Instructions for the task: Each line of the records containing "duration" is to be copied out and returned.

Exercise materials:
****************
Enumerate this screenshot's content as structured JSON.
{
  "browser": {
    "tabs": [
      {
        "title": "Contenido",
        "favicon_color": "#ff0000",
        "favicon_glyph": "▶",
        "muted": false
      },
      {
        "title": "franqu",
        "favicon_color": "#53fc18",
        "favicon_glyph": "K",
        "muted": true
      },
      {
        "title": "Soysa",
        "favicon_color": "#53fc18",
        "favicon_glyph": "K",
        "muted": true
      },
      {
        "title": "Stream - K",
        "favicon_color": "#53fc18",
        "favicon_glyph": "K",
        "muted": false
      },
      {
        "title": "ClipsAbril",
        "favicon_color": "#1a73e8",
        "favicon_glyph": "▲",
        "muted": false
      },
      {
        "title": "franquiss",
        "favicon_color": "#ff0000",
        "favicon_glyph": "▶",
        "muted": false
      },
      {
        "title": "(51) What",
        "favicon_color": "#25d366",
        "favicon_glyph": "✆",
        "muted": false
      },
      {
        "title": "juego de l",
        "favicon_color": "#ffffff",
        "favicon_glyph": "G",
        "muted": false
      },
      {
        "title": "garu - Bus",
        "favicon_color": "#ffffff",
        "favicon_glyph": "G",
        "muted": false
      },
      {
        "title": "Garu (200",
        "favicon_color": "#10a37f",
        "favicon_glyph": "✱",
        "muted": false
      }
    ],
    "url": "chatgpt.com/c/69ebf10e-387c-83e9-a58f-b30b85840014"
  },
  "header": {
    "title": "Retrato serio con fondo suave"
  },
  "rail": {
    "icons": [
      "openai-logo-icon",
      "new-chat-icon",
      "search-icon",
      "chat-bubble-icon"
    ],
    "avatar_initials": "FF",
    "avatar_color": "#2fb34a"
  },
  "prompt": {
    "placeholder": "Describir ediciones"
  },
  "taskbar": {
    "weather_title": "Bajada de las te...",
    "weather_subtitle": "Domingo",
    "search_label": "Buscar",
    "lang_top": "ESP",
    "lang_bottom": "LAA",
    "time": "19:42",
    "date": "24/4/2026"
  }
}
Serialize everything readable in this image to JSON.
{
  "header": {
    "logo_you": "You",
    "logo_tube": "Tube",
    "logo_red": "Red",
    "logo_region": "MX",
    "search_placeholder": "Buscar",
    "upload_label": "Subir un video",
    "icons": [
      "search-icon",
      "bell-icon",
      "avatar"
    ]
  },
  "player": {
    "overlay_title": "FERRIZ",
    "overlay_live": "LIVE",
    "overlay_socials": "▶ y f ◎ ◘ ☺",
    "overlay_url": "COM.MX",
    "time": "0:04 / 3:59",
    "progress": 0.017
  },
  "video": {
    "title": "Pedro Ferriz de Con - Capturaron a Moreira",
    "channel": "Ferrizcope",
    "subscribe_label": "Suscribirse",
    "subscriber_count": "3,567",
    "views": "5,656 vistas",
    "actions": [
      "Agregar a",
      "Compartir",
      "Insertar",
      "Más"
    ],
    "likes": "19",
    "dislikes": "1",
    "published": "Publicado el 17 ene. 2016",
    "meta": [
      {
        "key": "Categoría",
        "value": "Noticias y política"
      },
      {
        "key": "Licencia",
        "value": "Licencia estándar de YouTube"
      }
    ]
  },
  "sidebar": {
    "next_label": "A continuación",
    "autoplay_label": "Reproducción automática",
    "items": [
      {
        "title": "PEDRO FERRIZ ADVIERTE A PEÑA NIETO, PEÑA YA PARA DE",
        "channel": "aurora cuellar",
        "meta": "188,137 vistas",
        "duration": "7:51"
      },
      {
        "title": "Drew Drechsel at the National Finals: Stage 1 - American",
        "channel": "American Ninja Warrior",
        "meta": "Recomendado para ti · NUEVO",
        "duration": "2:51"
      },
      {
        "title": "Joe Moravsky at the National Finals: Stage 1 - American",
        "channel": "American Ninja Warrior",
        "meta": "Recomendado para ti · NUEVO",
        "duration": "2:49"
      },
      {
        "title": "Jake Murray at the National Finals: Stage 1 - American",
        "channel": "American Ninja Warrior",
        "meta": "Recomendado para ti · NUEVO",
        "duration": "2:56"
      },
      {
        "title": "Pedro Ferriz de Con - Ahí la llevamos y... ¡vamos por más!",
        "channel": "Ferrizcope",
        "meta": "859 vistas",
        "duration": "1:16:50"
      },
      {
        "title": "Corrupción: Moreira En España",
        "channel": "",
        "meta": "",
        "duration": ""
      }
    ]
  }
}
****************
Task answer:
        "duration": "7:51"
        "duration": "2:51"
        "duration": "2:49"
        "duration": "2:56"
        "duration": "1:16:50"
        "duration": ""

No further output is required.